In addition to this, Newton also made numerous discoveries in Physics and mechanics such gravitational force, the centripetal force, the theory of fluids, and the revolution of planetary bodies. Further, Newton was made numerous discoveries in Alchemy and Chemistry, most of which are documented in his numerous publications on different areas of Alchemy, most of which were based on scientific experiments on matter (Hatch 1).
Although in his later life his level of wit his wit reduced, as Hatch (Para 13) argues, “Newton continued to exercise strong influence on the advancement of science, because of his position in the Royal Society. Newton died at the age of eighty fours in 1727, leaving behind a legacy will always remembered in the history of humankind, because of his scientific works.
Fowler, Michael. Isaac Newton: Newton’s life. 2010. Web.
Hall, Alfred. Isaac Newton’s life. Isaac Newton Institute of mathematical Sciences. 2011. Web.
Hatch, Robert. Sir Isaac Newton. 1998. Web.

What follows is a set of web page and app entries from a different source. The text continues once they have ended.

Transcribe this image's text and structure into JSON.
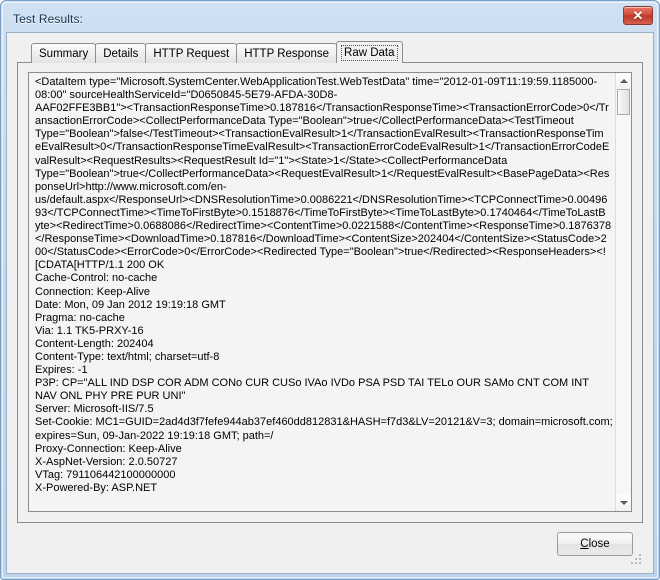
{
  "window": {
    "title": "Test Results:",
    "close_icon": "close-icon",
    "close_glyph": "✕"
  },
  "tabs": [
    {
      "label": "Summary",
      "active": false
    },
    {
      "label": "Details",
      "active": false
    },
    {
      "label": "HTTP Request",
      "active": false
    },
    {
      "label": "HTTP Response",
      "active": false
    },
    {
      "label": "Raw Data",
      "active": true
    }
  ],
  "raw_data": {
    "lines": [
      "<DataItem type=\"Microsoft.SystemCenter.WebApplicationTest.WebTestData\" time=\"2012-01-09T11:19:59.1185000-",
      "08:00\" sourceHealthServiceId=\"D0650845-5E79-AFDA-30D8-",
      "AAF02FFE3BB1\"><TransactionResponseTime>0.187816</TransactionResponseTime><TransactionErrorCode>0</Tr",
      "ansactionErrorCode><CollectPerformanceData Type=\"Boolean\">true</CollectPerformanceData><TestTimeout",
      "Type=\"Boolean\">false</TestTimeout><TransactionEvalResult>1</TransactionEvalResult><TransactionResponseTim",
      "eEvalResult>0</TransactionResponseTimeEvalResult><TransactionErrorCodeEvalResult>1</TransactionErrorCodeE",
      "valResult><RequestResults><RequestResult Id=\"1\"><State>1</State><CollectPerformanceData",
      "Type=\"Boolean\">true</CollectPerformanceData><RequestEvalResult>1</RequestEvalResult><BasePageData><Res",
      "ponseUrl>http://www.microsoft.com/en-",
      "us/default.aspx</ResponseUrl><DNSResolutionTime>0.0086221</DNSResolutionTime><TCPConnectTime>0.00496",
      "93</TCPConnectTime><TimeToFirstByte>0.1518876</TimeToFirstByte><TimeToLastByte>0.1740464</TimeToLastB",
      "yte><RedirectTime>0.0688086</RedirectTime><ContentTime>0.0221588</ContentTime><ResponseTime>0.1876378",
      "</ResponseTime><DownloadTime>0.187816</DownloadTime><ContentSize>202404</ContentSize><StatusCode>2",
      "00</StatusCode><ErrorCode>0</ErrorCode><Redirected Type=\"Boolean\">true</Redirected><ResponseHeaders><!",
      "[CDATA[HTTP/1.1 200 OK",
      "Cache-Control: no-cache",
      "Connection: Keep-Alive",
      "Date: Mon, 09 Jan 2012 19:19:18 GMT",
      "Pragma: no-cache",
      "Via: 1.1 TK5-PRXY-16",
      "Content-Length: 202404",
      "Content-Type: text/html; charset=utf-8",
      "Expires: -1",
      "P3P: CP=\"ALL IND DSP COR ADM CONo CUR CUSo IVAo IVDo PSA PSD TAI TELo OUR SAMo CNT COM INT",
      "NAV ONL PHY PRE PUR UNI\"",
      "Server: Microsoft-IIS/7.5",
      "Set-Cookie: MC1=GUID=2ad4d3f7fefe944ab37ef460dd812831&HASH=f7d3&LV=20121&V=3; domain=microsoft.com;",
      "expires=Sun, 09-Jan-2022 19:19:18 GMT; path=/",
      "Proxy-Connection: Keep-Alive",
      "X-AspNet-Version: 2.0.50727",
      "VTag: 791106442100000000",
      "X-Powered-By: ASP.NET"
    ]
  },
  "scrollbar": {
    "up_icon": "scroll-up-arrow-icon",
    "down_icon": "scroll-down-arrow-icon",
    "thumb_name": "scrollbar-thumb"
  },
  "footer": {
    "close_button_accel": "C",
    "close_button_rest": "lose"
  },
  "colors": {
    "frame": "#bdd4ec",
    "client": "#f0f0f0",
    "textbox": "#f4f4f4",
    "close_red": "#d34c3c"
  }
}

O’Connor, John and Robertson, Ernest. Sir Isaac Newton. Jan. 2000. Web.